Once again, loyalty is stressed over performance. Montana Maven and the people she's writing about have been working for the Democratic Party in her state for a long time. They seem to have earned no respect, let alone loyalty, from their party. What is the point of being engaged in politics if it doesn't make the lives of those around us better? Simply winning, changing a legislature from the control of one party to another, isn't enough. That's the clear message there, and yet both the national Democratic Party, and this state party seem unable to see this.

It's hard to look at the results of the last two elections, where Democrats won successively greater majorities in both houses of Congress and then won the White House, and not wonder why we are not seeing progressive values implemented in legislation or in federal policies. The truth is that it's not happening because the people who are in charge of the Democratic Party see no reason to make it happen. They will continue to do so until convinced otherwise. It has proved far easier to rail against their critics, and label them as "fringe" or "Obama haters", than to actually do what needs to be done to change America's headlong plunge off the cliff.

If you are one of the people who have indulged in labeling people who disagree with the course the Democrats and Obama have taken as being "fringe", "haters", "head in the sand", "unpatriotic", or "with the Taliban", then what you have written is not just profoundly offensive. It is also counter to the interests of progressives, because the people who run the Democratic Party will never do what we need them to do as long as they can convince people like you to pound the table for them.

So, here's my version of that lawyer's saying, applied to general discourse:

If you have the facts on your side, pound the facts. If you have logic on your side, pound the logic. If you don't have either, and you just want to tell us what stupid, disloyal people we are for not being convinced of the inherent rightness of your opinion, shut the fuck up!
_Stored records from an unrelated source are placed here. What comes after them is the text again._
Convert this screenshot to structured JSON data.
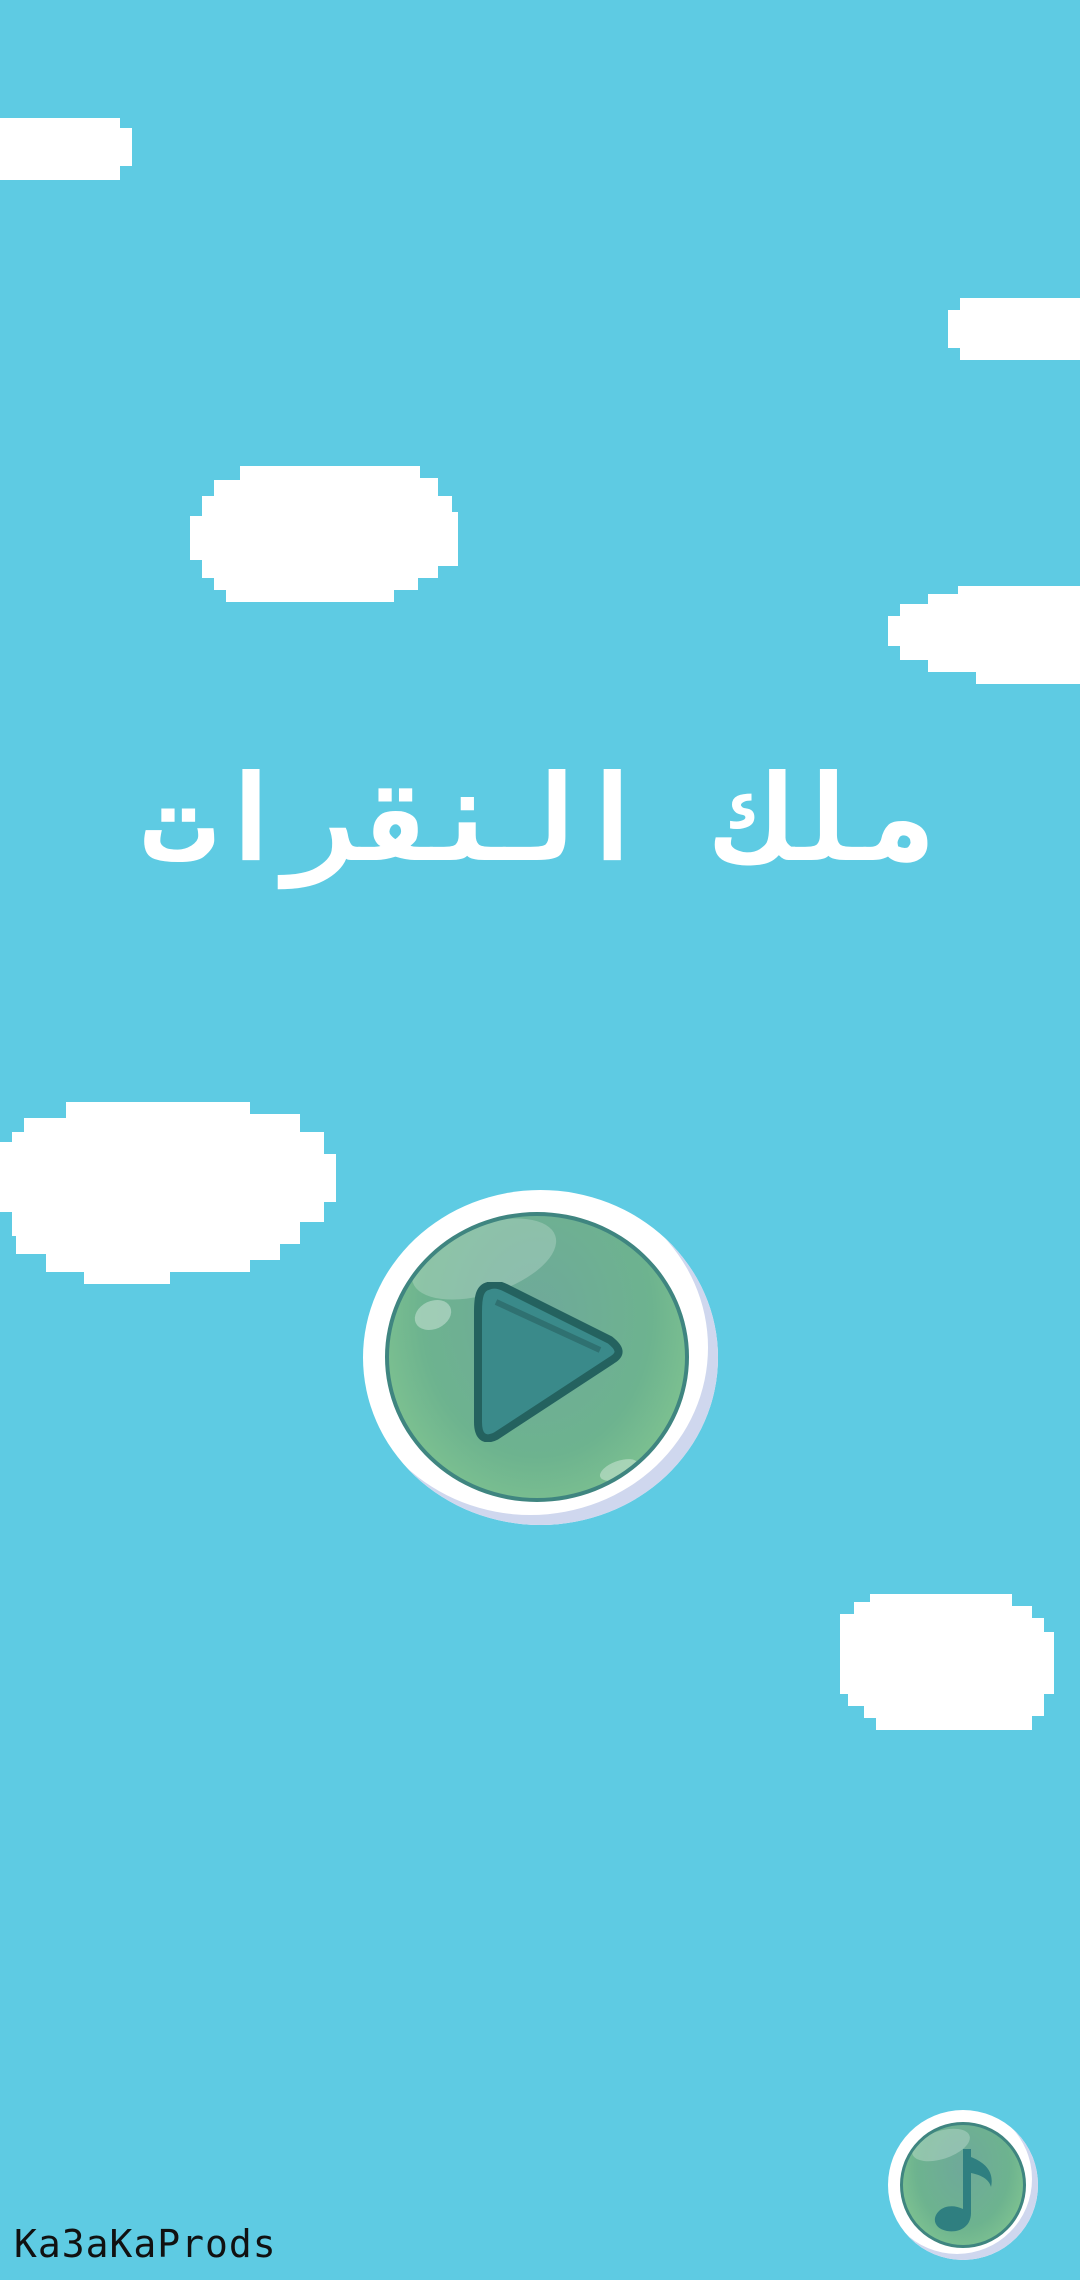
{
  "title": "ملك النقرات",
  "play_button": {
    "icon": "play-icon"
  },
  "music_button": {
    "icon": "music-note-icon"
  },
  "brand": "KaЗaKaProds",
  "colors": {
    "sky": "#5ecbe3",
    "cloud": "#ffffff",
    "button_green": "#6db38f",
    "button_dark": "#3f8580"
  }
}
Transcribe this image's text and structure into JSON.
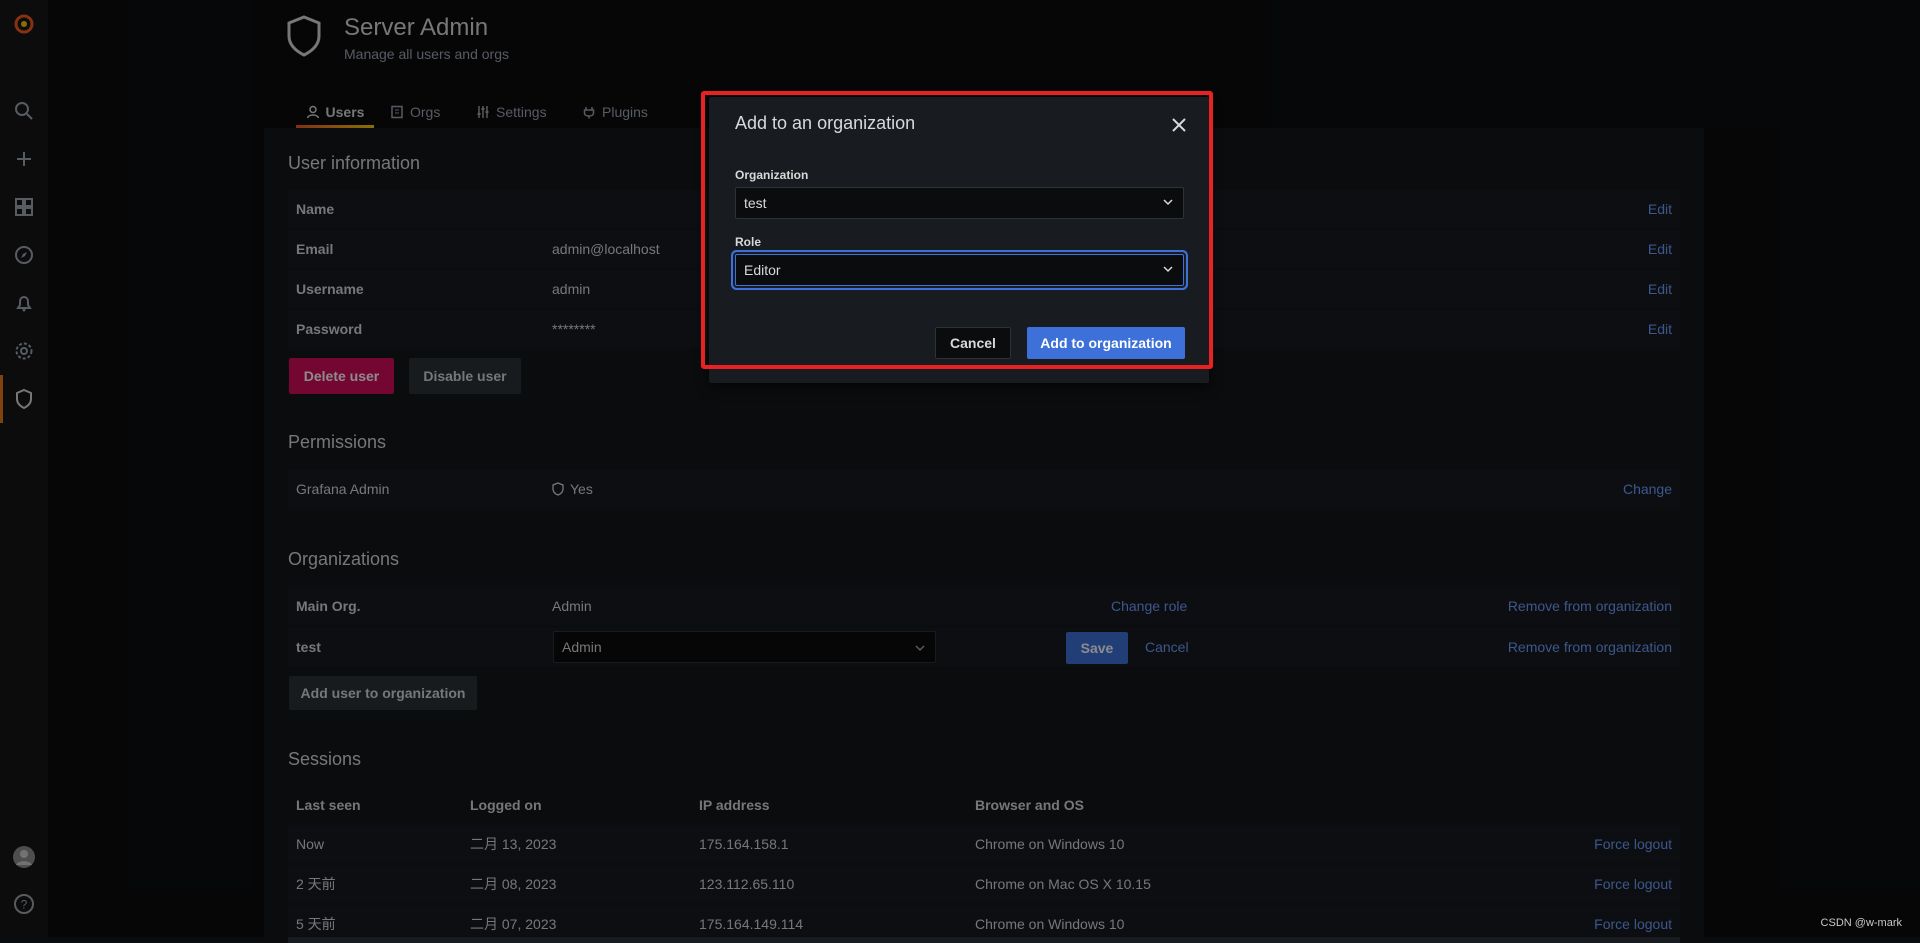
{
  "header": {
    "title": "Server Admin",
    "subtitle": "Manage all users and orgs"
  },
  "tabs": [
    {
      "label": "Users",
      "active": true
    },
    {
      "label": "Orgs",
      "active": false
    },
    {
      "label": "Settings",
      "active": false
    },
    {
      "label": "Plugins",
      "active": false
    }
  ],
  "sidebar": {
    "icons": [
      "grafana-logo-icon",
      "search-icon",
      "plus-icon",
      "dashboards-icon",
      "explore-icon",
      "alerting-icon",
      "configuration-icon",
      "server-admin-shield-icon",
      "user-avatar-icon",
      "help-icon"
    ],
    "active": "server-admin-shield-icon"
  },
  "user_info": {
    "heading": "User information",
    "rows": [
      {
        "label": "Name",
        "value": "",
        "action": "Edit"
      },
      {
        "label": "Email",
        "value": "admin@localhost",
        "action": "Edit"
      },
      {
        "label": "Username",
        "value": "admin",
        "action": "Edit"
      },
      {
        "label": "Password",
        "value": "********",
        "action": "Edit"
      }
    ],
    "delete_label": "Delete user",
    "disable_label": "Disable user"
  },
  "permissions": {
    "heading": "Permissions",
    "label": "Grafana Admin",
    "value": "Yes",
    "action": "Change"
  },
  "organizations": {
    "heading": "Organizations",
    "rows": [
      {
        "name": "Main Org.",
        "role": "Admin",
        "change": "Change role",
        "remove": "Remove from organization"
      },
      {
        "name": "test",
        "role_select": "Admin",
        "save": "Save",
        "cancel": "Cancel",
        "remove": "Remove from organization"
      }
    ],
    "add_label": "Add user to organization"
  },
  "sessions": {
    "heading": "Sessions",
    "columns": [
      "Last seen",
      "Logged on",
      "IP address",
      "Browser and OS"
    ],
    "rows": [
      {
        "last_seen": "Now",
        "logged_on": "二月 13, 2023",
        "ip": "175.164.158.1",
        "browser": "Chrome on Windows 10",
        "action": "Force logout"
      },
      {
        "last_seen": "2 天前",
        "logged_on": "二月 08, 2023",
        "ip": "123.112.65.110",
        "browser": "Chrome on Mac OS X 10.15",
        "action": "Force logout"
      },
      {
        "last_seen": "5 天前",
        "logged_on": "二月 07, 2023",
        "ip": "175.164.149.114",
        "browser": "Chrome on Windows 10",
        "action": "Force logout"
      }
    ]
  },
  "modal": {
    "title": "Add to an organization",
    "org_label": "Organization",
    "org_value": "test",
    "role_label": "Role",
    "role_value": "Editor",
    "cancel_label": "Cancel",
    "submit_label": "Add to organization"
  },
  "watermark": "CSDN @w-mark",
  "colors": {
    "accent_orange": "#eb7b18",
    "primary_blue": "#3d71d9",
    "danger": "#d10e5c",
    "highlight_red": "#e82222",
    "link": "#6e9fff"
  }
}
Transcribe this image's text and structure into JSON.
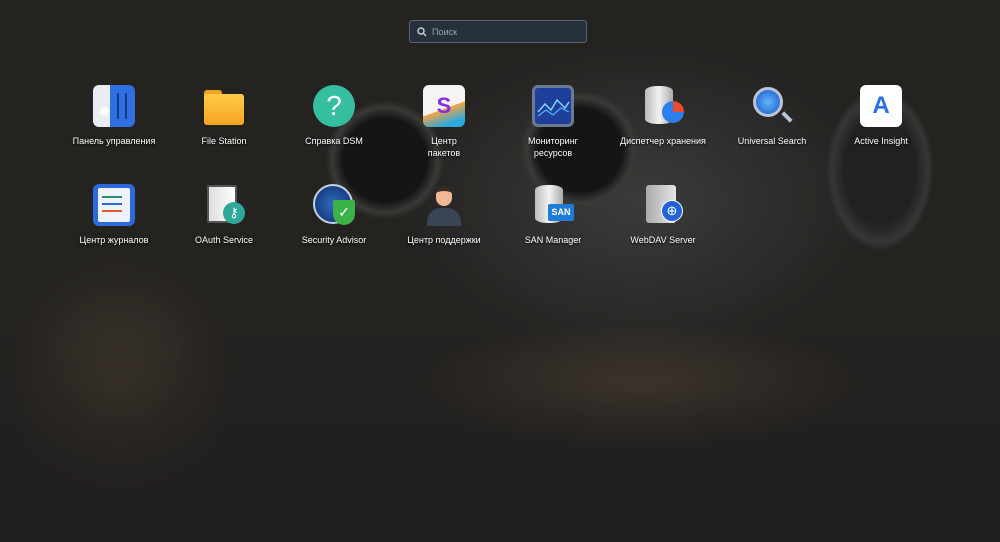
{
  "search": {
    "placeholder": "Поиск"
  },
  "apps": [
    {
      "label": "Панель управления"
    },
    {
      "label": "File Station"
    },
    {
      "label": "Справка DSM"
    },
    {
      "label": "Центр пакетов",
      "line1": "Центр",
      "line2": "пакетов"
    },
    {
      "label": "Мониторинг ресурсов",
      "line1": "Мониторинг",
      "line2": "ресурсов"
    },
    {
      "label": "Диспетчер хранения"
    },
    {
      "label": "Universal Search"
    },
    {
      "label": "Active Insight"
    },
    {
      "label": "Центр журналов"
    },
    {
      "label": "OAuth Service"
    },
    {
      "label": "Security Advisor"
    },
    {
      "label": "Центр поддержки"
    },
    {
      "label": "SAN Manager",
      "badge": "SAN"
    },
    {
      "label": "WebDAV Server"
    }
  ]
}
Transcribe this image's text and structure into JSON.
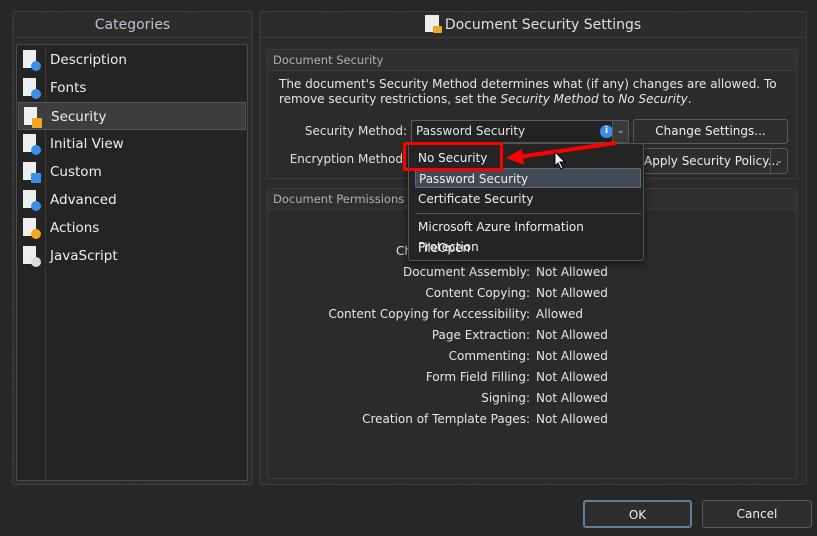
{
  "sidebar": {
    "title": "Categories",
    "items": [
      {
        "label": "Description",
        "icon": "document-info-icon"
      },
      {
        "label": "Fonts",
        "icon": "document-font-icon"
      },
      {
        "label": "Security",
        "icon": "document-lock-icon",
        "selected": true
      },
      {
        "label": "Initial View",
        "icon": "document-magnifier-icon"
      },
      {
        "label": "Custom",
        "icon": "document-field-icon"
      },
      {
        "label": "Advanced",
        "icon": "document-gear-icon"
      },
      {
        "label": "Actions",
        "icon": "document-lightning-icon"
      },
      {
        "label": "JavaScript",
        "icon": "script-scroll-icon"
      }
    ]
  },
  "main": {
    "title": "Document Security Settings",
    "security_group": {
      "title": "Document Security",
      "desc_1": "The document's Security Method determines what (if any) changes are allowed. To remove security restrictions, set the ",
      "desc_em1": "Security Method",
      "desc_2": " to ",
      "desc_em2": "No Security",
      "desc_3": ".",
      "security_method_label": "Security Method:",
      "security_method_value": "Password Security",
      "change_settings": "Change Settings...",
      "encryption_method_label": "Encryption Method:",
      "apply_policy": "Apply Security Policy..."
    },
    "dropdown": {
      "options": [
        "No Security",
        "Password Security",
        "Certificate Security",
        "Microsoft Azure Information Protection",
        "FileOpen"
      ],
      "highlighted": "Password Security"
    },
    "permissions_group": {
      "title": "Document Permissions De",
      "partial_label": "Ch",
      "rows": [
        {
          "label": "Document Assembly:",
          "value": "Not Allowed"
        },
        {
          "label": "Content Copying:",
          "value": "Not Allowed"
        },
        {
          "label": "Content Copying for Accessibility:",
          "value": "Allowed"
        },
        {
          "label": "Page Extraction:",
          "value": "Not Allowed"
        },
        {
          "label": "Commenting:",
          "value": "Not Allowed"
        },
        {
          "label": "Form Field Filling:",
          "value": "Not Allowed"
        },
        {
          "label": "Signing:",
          "value": "Not Allowed"
        },
        {
          "label": "Creation of Template Pages:",
          "value": "Not Allowed"
        }
      ]
    }
  },
  "footer": {
    "ok": "OK",
    "cancel": "Cancel"
  },
  "colors": {
    "annotation_red": "#ff0000",
    "info_blue": "#3b8eea",
    "lock_orange": "#f5a623"
  }
}
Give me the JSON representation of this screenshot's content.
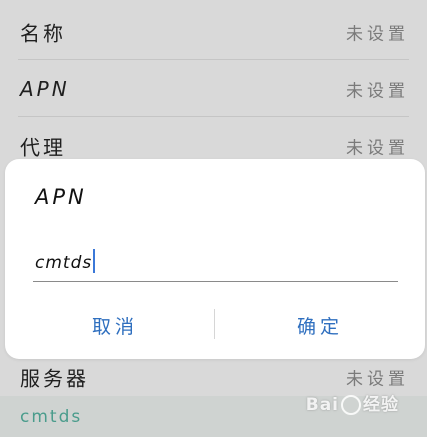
{
  "settings": {
    "rows": [
      {
        "label": "名称",
        "value": "未设置"
      },
      {
        "label": "APN",
        "value": "未设置"
      },
      {
        "label": "代理",
        "value": "未设置"
      },
      {
        "label": "服务器",
        "value": "未设置"
      }
    ],
    "highlighted_row_label": "cmtds"
  },
  "dialog": {
    "title": "APN",
    "input_value": "cmtds",
    "cancel_label": "取消",
    "ok_label": "确定"
  },
  "watermark": {
    "text_left": "Bai",
    "text_right": "经验"
  }
}
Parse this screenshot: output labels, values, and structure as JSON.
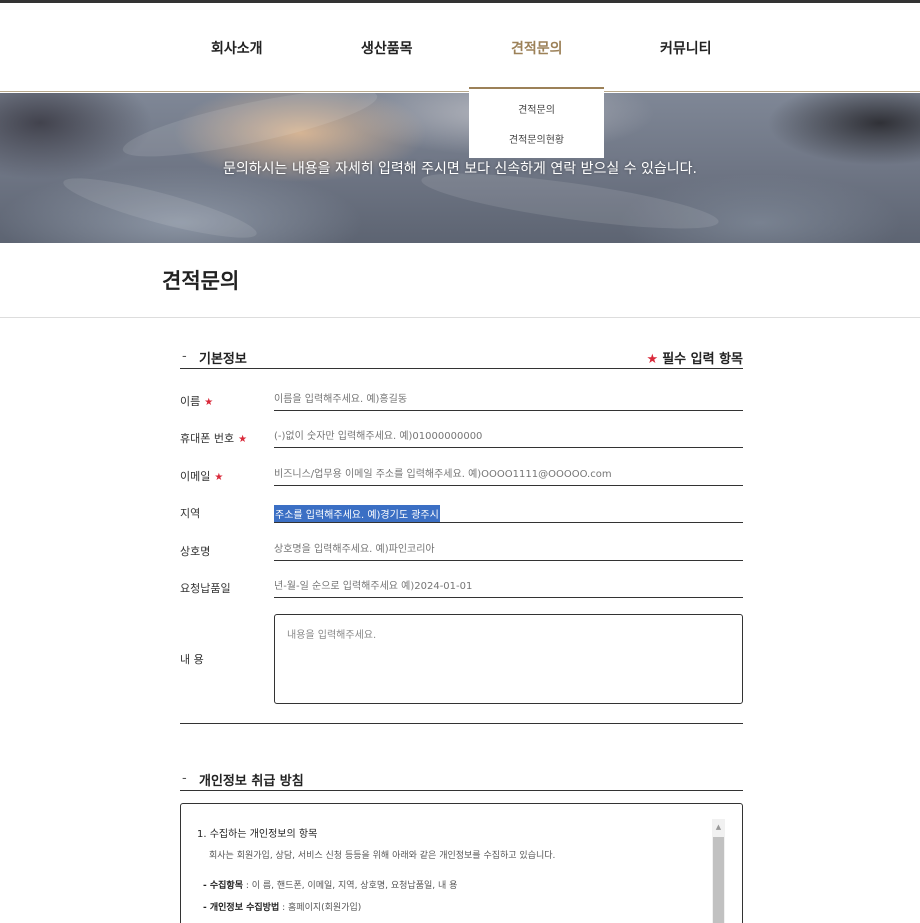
{
  "nav": {
    "items": [
      {
        "label": "회사소개"
      },
      {
        "label": "생산품목"
      },
      {
        "label": "견적문의"
      },
      {
        "label": "커뮤니티"
      }
    ],
    "dropdown": [
      "견적문의",
      "견적문의현황"
    ]
  },
  "hero": {
    "text": "문의하시는 내용을 자세히 입력해 주시면 보다 신속하게 연락 받으실 수 있습니다."
  },
  "page": {
    "title": "견적문의"
  },
  "form": {
    "section_title": "기본정보",
    "dash": "-",
    "required_note": "필수 입력 항목",
    "required_star": "★",
    "fields": [
      {
        "label": "이름",
        "required": true,
        "placeholder": "이름을 입력해주세요. 예)홍길동"
      },
      {
        "label": "휴대폰 번호",
        "required": true,
        "placeholder": "(-)없이 숫자만 입력해주세요. 예)01000000000"
      },
      {
        "label": "이메일",
        "required": true,
        "placeholder": "비즈니스/업무용 이메일 주소를 입력해주세요. 예)OOOO1111@OOOOO.com"
      },
      {
        "label": "지역",
        "required": false,
        "value": "주소를 입력해주세요. 예)경기도 광주시"
      },
      {
        "label": "상호명",
        "required": false,
        "placeholder": "상호명을 입력해주세요. 예)파인코리아"
      },
      {
        "label": "요청납품일",
        "required": false,
        "placeholder": "년-월-일 순으로 입력해주세요 예)2024-01-01"
      }
    ],
    "content": {
      "label": "내 용",
      "placeholder": "내용을 입력해주세요."
    }
  },
  "privacy": {
    "section_title": "개인정보 취급 방침",
    "dash": "-",
    "heading": "1. 수집하는 개인정보의 항목",
    "description": "회사는 회원가입, 상담, 서비스 신청 등등을 위해 아래와 같은 개인정보를 수집하고 있습니다.",
    "items": [
      {
        "key": "- 수집항목",
        "value": " : 이 름, 핸드폰, 이메일, 지역, 상호명, 요청납품일, 내 용"
      },
      {
        "key": "- 개인정보 수집방법",
        "value": " : 홈페이지(회원가입)"
      }
    ],
    "scroll_up_glyph": "▲"
  }
}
Someday soon, you might be glad you did. I know I will.


Anonymous said...

Much needed post, could be titled "Tis Broken, Taint Working, The Political Process".
Propaganda 101 clearly puts whatever opposition in league with existential threatening enemies regardless of their actual provenance. MontanaMaven shows the depth this disfunction politically exists, but it is unsurprising given that this level of political immaturity exists and is rampant at Jr. high school levels of socialization; the people in the country have never grown up into mature adults, and probably never will.
The political requirements of both a Republic and a Democracy call for mature adults for proper functioning. The collapse of the educational system assures such a supply of maturity is never provided. Nowhere are mature adults to be seen or emulated; adherence to the jejune is universal. This in itself will in short order bring about the demise of public political aspiration. IIRC "The Lord of the Flies" foretold of such unwelcome ending.
How this will play out is still open, the likelihood is a demagogue will appear and abduct the political process for their own ends (President Obama certainly fits this mold), subverting and subjugating any opposition to the takeover of the political process. Others will try to "fix" the unfixable, expending time, effort and treasure trying to wright an ephemeral illusion. Most will drop out, surrender to apathy, disillusioned by their powerlessness to effect change. This will not end well.

Cujo359 said...

Unfortunately, I have a similar view of our future. At least, it's one possible future, and a pretty likely one given our current priorities.

It's disheartening that so many people fall so easily into this line of argument. Some are doing it out of a sense of satire, but I think many just want to respond in kind to what's been said of us for so long. Satire sounds like a good response to me, but merely responding in kind does not.